Here is the way I remember it. There were no reporters where I was at. I was born on a cold January day before WWII. Mom and Dad lived in an old tar paper house about 1 ½ miles from where I live. The story is that Dr. Norman had to have Dad to pull him across Hunter Creek with the horses. Do you think you could get a doctor to do that now? Where are those doctors like Dr. Norman, Dr. Gentry, Dr. Harlan or maybe Dr. Adams on Gunsmoke?

In the fall of 1945, Dad said, “The war is over, President Truman has done it.”

The next few years were good years. It seemed like almost everybody made money.

In 1953 “Ike” took over as president. He stopped the Korea action. They never called it a war. Ike is the one that started the interstate highway system. Sometime around this time is when the I.C.B.Ms  were installed in Turkey. Of course, we didn’t know it. 

On April 18, 1962 I joined the U.S. Air Force. By November that year, I was in Florida with the 401st TAC Fighter Wing. We were down there because of the Cuban Crisis. When it was over, the president told the U.S. that we had made them stop and turn around and go home, nothing about a deal. 

The last week of June 1963, we stepped off a plane onto a new Air Force base in Turkey. Our Master Sergeant called us together. “Men, you will see there is no outside fence yet, so don’t go out at night. You young Airmen that haven’t seen an Alert Pad before, see that building way out there by itself with the tall fence around it? There are 4 airplanes in there loaded with “A” bombs. Don’t go near it unless I am with you. If one of them goes off, they all go off, and this part of the world will be one big hole.”

By October, we had gotten used to living next to the “Pad”. We had heard stories from the locals about something big and round being hauled out of the hills.

One afternoon, an old, rubber tire wagon came down the runway. It had a big load. We got a man that could understand the other man. He wanted to sell his load. He uncovered the biggest pile of pieces of pipe and steel, also, tools and tool boxes. He said the men who had worked at the big hole, had put them in a ditch before they left. We gave him $10 for it. I don’t think he had ever saw ten $1 U.S. bills before. It was Christmas to him. He unloaded everything down below the hog pen, and we brought the tool boxes home with us. Yes, we had found a pig to keep. 

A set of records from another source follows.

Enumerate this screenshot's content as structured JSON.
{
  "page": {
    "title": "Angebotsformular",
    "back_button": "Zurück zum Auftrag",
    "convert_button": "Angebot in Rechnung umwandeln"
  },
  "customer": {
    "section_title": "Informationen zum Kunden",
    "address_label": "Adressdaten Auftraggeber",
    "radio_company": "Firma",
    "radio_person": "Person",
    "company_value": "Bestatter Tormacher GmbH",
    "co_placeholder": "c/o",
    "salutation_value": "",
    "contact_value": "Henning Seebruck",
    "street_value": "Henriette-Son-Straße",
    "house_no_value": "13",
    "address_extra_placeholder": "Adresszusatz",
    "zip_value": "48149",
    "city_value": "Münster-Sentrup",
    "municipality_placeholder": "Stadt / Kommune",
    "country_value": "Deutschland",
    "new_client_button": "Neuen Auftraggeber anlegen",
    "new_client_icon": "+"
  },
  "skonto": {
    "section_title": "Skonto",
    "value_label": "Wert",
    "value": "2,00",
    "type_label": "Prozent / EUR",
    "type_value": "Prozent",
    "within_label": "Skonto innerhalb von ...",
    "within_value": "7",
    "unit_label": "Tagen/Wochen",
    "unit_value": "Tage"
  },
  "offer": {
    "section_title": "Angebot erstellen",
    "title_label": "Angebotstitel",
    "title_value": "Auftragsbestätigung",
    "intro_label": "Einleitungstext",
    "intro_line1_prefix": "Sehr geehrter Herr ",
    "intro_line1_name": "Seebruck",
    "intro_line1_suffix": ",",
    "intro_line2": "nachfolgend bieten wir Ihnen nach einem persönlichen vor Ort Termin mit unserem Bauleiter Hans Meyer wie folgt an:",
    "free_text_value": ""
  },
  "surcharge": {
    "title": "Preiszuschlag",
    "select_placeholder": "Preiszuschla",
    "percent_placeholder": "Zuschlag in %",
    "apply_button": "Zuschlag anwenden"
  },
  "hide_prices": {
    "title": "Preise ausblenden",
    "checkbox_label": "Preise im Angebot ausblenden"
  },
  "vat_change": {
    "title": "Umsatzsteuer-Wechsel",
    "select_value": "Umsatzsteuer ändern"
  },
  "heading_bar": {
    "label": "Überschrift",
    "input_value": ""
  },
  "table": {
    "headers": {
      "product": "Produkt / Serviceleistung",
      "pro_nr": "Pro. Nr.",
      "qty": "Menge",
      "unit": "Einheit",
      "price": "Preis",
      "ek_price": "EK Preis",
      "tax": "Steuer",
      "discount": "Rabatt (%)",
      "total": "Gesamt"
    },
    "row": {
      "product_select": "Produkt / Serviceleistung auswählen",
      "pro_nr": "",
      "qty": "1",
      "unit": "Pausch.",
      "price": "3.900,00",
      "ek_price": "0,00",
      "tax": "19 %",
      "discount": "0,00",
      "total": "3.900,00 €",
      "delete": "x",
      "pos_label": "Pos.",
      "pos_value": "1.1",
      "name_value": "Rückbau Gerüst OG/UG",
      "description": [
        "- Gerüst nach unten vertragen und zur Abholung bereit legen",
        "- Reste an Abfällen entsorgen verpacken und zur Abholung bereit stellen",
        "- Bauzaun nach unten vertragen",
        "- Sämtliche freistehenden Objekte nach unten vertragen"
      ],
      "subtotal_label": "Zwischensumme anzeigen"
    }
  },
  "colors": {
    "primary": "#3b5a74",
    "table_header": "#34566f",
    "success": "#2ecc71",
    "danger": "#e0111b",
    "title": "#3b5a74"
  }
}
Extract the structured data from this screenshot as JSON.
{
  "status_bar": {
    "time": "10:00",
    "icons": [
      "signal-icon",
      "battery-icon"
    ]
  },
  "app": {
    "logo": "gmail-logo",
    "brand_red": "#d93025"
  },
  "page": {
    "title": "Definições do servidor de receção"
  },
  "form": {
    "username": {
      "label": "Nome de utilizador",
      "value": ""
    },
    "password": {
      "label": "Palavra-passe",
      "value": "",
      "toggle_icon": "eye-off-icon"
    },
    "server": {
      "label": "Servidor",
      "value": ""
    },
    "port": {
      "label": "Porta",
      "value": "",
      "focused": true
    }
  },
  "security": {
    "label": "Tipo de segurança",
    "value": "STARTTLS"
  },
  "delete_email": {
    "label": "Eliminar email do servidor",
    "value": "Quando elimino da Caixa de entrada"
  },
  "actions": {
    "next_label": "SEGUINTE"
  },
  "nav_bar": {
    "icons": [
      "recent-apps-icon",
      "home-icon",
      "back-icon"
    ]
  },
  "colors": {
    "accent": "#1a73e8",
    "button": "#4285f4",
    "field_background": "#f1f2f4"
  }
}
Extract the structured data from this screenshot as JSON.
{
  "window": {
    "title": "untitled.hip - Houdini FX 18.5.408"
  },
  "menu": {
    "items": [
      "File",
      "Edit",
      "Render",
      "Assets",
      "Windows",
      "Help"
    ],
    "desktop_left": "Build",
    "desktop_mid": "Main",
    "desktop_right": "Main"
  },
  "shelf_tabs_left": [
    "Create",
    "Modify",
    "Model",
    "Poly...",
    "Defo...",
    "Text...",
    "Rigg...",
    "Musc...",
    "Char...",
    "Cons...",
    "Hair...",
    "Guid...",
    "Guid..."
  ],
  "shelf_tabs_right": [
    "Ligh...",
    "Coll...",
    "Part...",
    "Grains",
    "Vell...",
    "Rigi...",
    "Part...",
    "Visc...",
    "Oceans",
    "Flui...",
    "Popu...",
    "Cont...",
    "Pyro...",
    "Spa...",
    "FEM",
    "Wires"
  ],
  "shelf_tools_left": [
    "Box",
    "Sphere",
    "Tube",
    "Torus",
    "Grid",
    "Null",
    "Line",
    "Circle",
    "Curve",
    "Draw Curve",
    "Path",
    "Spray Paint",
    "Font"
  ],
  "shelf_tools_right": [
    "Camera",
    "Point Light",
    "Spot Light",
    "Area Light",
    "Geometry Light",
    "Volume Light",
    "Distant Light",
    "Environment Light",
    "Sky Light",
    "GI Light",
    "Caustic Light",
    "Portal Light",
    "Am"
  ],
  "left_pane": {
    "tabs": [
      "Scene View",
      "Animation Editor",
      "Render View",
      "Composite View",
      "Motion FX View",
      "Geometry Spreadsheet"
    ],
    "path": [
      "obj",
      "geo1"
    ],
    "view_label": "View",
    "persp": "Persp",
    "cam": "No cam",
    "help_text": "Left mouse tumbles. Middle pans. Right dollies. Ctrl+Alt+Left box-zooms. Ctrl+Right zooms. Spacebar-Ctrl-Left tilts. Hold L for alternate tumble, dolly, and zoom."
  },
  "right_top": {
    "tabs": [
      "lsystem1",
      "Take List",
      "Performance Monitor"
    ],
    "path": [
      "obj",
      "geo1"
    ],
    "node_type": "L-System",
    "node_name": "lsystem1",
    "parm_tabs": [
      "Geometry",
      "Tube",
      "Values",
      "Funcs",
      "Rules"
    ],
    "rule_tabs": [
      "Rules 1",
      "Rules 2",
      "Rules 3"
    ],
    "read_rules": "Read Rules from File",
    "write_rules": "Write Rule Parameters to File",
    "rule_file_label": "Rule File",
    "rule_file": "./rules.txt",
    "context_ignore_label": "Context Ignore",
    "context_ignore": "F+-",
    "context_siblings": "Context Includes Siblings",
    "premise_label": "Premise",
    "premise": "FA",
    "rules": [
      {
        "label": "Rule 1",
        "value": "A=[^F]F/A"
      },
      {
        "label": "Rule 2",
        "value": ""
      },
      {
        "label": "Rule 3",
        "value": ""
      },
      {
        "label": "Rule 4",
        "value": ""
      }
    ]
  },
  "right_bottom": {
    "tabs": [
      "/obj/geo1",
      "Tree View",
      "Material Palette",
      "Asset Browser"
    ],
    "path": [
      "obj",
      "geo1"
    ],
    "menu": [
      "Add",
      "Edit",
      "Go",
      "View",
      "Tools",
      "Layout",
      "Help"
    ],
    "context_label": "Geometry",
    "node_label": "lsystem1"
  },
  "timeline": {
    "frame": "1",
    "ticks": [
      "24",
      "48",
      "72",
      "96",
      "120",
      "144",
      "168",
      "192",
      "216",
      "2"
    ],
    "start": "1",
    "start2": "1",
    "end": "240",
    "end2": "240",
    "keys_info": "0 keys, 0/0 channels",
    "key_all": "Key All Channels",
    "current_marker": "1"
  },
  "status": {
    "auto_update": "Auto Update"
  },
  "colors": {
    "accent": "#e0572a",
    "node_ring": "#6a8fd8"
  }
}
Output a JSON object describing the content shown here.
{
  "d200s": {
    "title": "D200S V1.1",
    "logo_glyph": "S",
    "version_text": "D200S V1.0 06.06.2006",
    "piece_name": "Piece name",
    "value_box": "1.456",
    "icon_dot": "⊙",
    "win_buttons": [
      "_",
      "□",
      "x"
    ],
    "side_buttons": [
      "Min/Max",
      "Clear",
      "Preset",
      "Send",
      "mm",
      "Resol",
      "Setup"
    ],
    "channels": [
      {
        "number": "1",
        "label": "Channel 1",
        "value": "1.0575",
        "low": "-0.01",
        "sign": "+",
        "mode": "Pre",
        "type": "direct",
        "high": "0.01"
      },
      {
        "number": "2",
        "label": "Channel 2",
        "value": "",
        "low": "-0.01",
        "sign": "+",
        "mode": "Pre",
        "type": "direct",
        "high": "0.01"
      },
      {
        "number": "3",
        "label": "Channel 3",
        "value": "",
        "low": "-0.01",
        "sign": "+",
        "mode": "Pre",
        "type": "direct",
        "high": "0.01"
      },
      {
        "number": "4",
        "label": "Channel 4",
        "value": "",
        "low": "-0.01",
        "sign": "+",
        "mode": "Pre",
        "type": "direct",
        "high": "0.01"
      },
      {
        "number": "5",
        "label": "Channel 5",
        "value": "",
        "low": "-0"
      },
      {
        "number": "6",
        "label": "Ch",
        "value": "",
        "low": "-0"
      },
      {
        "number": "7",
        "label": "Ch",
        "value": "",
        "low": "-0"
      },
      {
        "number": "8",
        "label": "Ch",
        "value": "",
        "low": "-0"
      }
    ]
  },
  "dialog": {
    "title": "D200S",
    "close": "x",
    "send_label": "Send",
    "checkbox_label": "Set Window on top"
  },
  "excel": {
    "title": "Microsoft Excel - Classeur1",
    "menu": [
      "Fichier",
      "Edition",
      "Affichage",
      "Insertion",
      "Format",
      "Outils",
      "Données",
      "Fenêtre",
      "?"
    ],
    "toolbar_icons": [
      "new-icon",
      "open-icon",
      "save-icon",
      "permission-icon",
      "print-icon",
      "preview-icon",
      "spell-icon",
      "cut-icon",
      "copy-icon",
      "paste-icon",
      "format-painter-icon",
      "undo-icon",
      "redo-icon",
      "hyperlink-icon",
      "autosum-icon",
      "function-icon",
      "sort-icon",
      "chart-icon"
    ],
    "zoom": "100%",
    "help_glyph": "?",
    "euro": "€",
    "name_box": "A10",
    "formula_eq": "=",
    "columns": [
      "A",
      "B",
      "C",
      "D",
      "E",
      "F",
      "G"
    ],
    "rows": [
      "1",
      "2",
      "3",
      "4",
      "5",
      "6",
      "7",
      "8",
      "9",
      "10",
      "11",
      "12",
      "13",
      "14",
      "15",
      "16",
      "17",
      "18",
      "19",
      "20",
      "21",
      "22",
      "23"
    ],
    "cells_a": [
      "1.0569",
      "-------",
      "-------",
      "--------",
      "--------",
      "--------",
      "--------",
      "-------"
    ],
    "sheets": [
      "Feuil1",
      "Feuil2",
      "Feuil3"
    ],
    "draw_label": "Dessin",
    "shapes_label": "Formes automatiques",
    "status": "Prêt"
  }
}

While in Turkey, I did get to go to the old city of Ephesus where the tomb of Apostle John and Mother Mary’s house is.

Late spring of 1964 found me at Clark A.F.B. in the Philippines. I was part of a group that could do almost any repairs to an airplane. The bag was always packed. While at Clark, there was a few trips to the Alert Pad at Tainan, Taiwan. More than a few to South Vietnam, mostly to Da Nang. Most I don’t remember much about, this one I do.

We left at 4 AM headed west. We were in an old C-47 which didn’t fly over 50 MPH. By then I could sleep anywhere. Later the co-pilot woke us and said we had better get off the floor, we might get shot. I looked out and we were about 25 feet above the trees. Another couple of hours, and we landed in a small open spot.  It was maybe 1,000 ft wide and 3,000 ft long. There was a couple of tents at one end. At one end there was a deep pit. I ask what it was for. He said we throw the snakes in there and burn them. What fun.

We fixed the airplane. Our pilot said we had a choice: stay the night or fly without lights until we get to the sea. It was forever before those lights came on.

I was at Clark AFB one night, waiting to cross the runway. The tower said to wait until this Air Force C-135 lands. I could see his landing lights. It was raining. As is got closer, I could see he was coming in too low. It hit about 100 ft before the end of the runway. It broke into 3 pieces. We lost 125 good airmen that night, including a good friend of mine. 

In February 1965, the Major came out and said, “I have good news. You get to put another stripe on your sleeve, and I am putting you in charge of flight line repair. The only thing is the airplanes are in Da Nang.

Easter Sunday 1965, the bomb dump at Da Nang blew up. We were just across the runway from it. We were lucky. 

After all this, we get to the home base outside gate, and there are a lot of people with rocks, bricks, and eggs demanding equal rights. I wonder if they would like to have a job?

Tom Vinson